**WHAT YOU NEED TO DO**: Gather each line of the entries below that includes "more".
******
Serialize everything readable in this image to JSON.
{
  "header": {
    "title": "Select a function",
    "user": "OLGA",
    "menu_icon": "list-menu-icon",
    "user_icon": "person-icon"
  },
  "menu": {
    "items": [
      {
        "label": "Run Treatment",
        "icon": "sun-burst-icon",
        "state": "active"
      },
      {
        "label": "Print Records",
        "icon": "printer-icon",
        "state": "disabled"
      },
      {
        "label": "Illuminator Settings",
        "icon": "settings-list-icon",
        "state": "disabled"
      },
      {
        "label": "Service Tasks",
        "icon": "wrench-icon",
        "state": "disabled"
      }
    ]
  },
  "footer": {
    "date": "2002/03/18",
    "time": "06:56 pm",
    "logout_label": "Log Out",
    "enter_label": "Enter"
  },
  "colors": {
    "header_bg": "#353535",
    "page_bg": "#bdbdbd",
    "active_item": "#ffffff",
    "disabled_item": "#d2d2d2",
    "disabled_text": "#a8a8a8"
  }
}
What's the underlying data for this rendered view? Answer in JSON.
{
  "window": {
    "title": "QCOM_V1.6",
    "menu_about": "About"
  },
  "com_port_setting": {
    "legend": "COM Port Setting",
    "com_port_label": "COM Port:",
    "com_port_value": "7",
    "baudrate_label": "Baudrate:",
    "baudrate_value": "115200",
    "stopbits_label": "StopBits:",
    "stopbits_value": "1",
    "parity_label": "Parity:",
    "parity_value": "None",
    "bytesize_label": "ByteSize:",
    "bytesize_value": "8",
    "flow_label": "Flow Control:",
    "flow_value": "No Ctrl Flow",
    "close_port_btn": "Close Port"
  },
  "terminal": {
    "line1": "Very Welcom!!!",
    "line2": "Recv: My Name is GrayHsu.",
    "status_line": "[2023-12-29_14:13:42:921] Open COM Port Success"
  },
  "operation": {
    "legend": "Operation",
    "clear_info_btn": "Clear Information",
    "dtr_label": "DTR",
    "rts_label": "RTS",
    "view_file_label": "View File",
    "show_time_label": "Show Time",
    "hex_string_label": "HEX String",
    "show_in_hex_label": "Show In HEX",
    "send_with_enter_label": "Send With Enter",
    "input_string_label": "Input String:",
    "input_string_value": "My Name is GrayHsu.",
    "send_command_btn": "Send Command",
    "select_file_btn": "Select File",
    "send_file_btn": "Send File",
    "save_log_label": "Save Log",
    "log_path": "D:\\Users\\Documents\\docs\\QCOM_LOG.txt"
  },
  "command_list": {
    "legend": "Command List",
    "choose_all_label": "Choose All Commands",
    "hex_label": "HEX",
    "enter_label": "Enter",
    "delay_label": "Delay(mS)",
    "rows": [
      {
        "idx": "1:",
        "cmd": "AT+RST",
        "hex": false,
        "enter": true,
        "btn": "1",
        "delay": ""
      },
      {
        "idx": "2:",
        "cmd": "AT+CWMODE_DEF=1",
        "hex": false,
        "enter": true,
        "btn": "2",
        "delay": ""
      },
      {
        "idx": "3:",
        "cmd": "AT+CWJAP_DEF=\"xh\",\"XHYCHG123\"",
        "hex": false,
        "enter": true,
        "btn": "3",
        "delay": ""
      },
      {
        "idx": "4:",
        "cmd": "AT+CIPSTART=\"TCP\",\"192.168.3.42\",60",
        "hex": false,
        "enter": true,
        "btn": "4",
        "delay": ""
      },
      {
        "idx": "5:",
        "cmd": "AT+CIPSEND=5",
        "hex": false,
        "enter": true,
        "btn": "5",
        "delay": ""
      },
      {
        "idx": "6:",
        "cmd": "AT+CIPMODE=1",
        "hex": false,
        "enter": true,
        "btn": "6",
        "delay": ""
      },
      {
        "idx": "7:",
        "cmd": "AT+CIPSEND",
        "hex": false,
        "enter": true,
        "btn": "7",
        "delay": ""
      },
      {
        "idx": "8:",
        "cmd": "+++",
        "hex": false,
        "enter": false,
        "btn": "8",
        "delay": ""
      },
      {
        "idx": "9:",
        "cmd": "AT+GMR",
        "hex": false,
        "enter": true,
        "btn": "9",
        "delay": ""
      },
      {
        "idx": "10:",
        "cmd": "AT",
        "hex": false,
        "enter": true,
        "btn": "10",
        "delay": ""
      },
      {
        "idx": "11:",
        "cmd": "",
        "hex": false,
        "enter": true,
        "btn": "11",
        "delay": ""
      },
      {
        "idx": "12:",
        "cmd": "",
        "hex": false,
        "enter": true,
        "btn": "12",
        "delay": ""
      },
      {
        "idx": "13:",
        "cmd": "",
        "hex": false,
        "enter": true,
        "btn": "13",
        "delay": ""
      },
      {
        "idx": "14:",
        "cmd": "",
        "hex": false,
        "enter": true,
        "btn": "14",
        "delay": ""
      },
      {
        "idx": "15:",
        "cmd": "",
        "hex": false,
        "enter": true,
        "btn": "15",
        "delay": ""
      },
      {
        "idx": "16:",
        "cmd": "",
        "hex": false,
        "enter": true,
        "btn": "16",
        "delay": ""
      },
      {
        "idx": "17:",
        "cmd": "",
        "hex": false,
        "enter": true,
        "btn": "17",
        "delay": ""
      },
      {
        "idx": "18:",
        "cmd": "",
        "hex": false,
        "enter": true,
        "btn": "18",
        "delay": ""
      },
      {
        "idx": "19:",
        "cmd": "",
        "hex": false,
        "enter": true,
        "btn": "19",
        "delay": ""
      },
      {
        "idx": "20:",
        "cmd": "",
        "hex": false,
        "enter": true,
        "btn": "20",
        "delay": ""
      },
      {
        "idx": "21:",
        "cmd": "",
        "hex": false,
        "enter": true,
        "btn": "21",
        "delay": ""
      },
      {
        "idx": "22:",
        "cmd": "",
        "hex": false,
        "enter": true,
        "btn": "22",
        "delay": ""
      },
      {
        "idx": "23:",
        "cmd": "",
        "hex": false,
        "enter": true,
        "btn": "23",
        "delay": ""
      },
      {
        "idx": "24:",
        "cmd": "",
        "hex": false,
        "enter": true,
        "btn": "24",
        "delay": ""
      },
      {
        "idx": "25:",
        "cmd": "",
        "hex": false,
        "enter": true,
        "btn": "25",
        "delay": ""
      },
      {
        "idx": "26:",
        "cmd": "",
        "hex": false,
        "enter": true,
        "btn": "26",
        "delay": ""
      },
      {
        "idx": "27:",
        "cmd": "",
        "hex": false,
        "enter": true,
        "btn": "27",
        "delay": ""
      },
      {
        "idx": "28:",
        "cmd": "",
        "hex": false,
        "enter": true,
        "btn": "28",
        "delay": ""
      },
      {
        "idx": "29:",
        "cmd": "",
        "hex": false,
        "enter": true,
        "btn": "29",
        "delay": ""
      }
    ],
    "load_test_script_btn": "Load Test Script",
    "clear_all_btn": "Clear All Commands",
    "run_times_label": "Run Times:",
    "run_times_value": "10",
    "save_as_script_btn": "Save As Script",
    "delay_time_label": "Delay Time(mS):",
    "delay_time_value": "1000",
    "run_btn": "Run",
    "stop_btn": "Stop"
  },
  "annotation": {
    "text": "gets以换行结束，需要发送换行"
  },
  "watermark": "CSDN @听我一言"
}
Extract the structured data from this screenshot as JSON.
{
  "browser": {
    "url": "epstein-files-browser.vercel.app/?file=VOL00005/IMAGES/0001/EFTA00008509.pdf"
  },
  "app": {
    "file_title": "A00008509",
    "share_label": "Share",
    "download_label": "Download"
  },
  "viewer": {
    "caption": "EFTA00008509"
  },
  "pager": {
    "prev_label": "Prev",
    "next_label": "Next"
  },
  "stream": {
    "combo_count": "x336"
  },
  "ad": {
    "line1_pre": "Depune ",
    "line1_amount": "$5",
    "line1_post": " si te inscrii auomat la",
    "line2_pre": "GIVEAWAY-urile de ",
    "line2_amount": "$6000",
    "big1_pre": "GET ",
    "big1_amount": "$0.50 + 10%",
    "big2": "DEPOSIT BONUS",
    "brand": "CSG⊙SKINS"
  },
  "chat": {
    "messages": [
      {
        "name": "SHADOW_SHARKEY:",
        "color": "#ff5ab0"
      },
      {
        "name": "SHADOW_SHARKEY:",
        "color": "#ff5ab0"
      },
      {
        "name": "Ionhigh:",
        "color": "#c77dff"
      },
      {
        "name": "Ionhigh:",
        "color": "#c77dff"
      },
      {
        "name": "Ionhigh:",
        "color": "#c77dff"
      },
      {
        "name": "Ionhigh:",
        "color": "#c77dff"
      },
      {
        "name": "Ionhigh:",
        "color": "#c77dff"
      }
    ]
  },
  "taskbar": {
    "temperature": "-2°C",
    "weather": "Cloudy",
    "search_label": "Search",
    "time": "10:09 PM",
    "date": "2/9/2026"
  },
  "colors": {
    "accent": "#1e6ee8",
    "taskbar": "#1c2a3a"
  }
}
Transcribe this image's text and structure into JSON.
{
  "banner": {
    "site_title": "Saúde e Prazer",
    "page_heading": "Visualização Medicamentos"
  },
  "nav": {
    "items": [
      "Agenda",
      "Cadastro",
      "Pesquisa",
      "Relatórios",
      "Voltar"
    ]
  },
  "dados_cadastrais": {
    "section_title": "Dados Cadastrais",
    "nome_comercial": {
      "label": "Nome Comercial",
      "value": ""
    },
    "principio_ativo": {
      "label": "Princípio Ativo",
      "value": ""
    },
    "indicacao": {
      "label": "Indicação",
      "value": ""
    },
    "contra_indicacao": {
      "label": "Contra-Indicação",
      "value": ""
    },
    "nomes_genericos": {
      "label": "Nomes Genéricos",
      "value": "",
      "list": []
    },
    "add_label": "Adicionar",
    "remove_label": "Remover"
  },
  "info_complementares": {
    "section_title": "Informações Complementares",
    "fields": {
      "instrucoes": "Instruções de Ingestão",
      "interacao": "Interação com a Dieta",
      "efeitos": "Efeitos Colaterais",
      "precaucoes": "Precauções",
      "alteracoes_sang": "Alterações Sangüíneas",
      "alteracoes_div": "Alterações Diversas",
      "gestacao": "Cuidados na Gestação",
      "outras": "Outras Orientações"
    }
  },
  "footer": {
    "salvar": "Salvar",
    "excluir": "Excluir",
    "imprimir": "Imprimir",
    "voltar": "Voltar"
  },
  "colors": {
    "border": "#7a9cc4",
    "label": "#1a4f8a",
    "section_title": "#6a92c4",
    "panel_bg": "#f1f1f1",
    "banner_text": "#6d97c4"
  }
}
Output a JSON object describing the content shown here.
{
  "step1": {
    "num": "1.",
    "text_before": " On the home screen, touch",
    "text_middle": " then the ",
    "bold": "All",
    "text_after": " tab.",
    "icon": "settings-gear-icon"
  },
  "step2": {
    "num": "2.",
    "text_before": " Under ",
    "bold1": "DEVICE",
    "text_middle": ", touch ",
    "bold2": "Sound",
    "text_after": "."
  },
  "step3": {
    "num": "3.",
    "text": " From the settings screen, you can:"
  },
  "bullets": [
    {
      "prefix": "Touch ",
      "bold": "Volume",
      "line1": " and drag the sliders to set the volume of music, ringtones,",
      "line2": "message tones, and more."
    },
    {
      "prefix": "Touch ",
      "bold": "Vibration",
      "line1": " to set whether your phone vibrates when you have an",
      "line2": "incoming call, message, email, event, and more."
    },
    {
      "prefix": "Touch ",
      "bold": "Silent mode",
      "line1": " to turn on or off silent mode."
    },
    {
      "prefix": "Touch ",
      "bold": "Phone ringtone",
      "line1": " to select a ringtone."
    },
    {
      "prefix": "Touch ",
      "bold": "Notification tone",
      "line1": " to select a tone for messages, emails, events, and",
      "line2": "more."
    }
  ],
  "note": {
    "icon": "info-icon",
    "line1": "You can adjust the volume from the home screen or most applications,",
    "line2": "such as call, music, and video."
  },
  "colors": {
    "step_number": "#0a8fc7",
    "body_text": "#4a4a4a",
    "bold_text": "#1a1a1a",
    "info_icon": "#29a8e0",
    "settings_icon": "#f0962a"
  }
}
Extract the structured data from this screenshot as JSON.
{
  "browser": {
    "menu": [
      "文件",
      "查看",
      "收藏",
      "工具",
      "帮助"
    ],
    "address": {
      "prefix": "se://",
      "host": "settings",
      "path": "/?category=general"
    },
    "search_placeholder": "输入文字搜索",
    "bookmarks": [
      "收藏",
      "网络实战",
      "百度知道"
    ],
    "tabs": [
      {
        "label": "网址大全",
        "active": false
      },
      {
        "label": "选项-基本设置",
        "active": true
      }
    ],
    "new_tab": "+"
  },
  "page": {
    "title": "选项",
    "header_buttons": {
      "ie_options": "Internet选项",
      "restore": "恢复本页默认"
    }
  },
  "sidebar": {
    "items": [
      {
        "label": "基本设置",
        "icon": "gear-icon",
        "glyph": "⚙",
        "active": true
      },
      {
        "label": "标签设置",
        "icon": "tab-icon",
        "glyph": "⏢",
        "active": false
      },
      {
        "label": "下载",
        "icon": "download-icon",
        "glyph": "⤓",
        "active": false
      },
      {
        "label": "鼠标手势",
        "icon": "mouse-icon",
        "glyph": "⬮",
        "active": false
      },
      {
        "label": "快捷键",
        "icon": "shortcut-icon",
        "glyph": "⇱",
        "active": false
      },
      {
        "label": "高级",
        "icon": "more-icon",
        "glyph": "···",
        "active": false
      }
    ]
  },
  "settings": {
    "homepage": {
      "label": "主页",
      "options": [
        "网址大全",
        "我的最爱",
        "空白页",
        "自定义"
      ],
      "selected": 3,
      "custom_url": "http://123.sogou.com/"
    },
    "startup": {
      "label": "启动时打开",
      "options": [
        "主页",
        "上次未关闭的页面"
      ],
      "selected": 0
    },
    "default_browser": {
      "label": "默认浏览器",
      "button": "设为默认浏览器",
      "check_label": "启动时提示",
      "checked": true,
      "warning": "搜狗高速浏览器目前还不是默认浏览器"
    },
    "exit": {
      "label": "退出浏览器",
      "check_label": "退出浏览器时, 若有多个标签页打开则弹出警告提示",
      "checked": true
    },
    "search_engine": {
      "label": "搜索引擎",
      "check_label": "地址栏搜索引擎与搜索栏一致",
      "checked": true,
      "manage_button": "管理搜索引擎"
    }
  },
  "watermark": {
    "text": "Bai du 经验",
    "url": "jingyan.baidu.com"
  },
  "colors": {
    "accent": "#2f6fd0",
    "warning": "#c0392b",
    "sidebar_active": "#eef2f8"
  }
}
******
**YOUR RESPONSE**:
      "line2": "message tones, and more."
      "line2": "incoming call, message, email, event, and more."
      "line2": "more."
        "icon": "more-icon",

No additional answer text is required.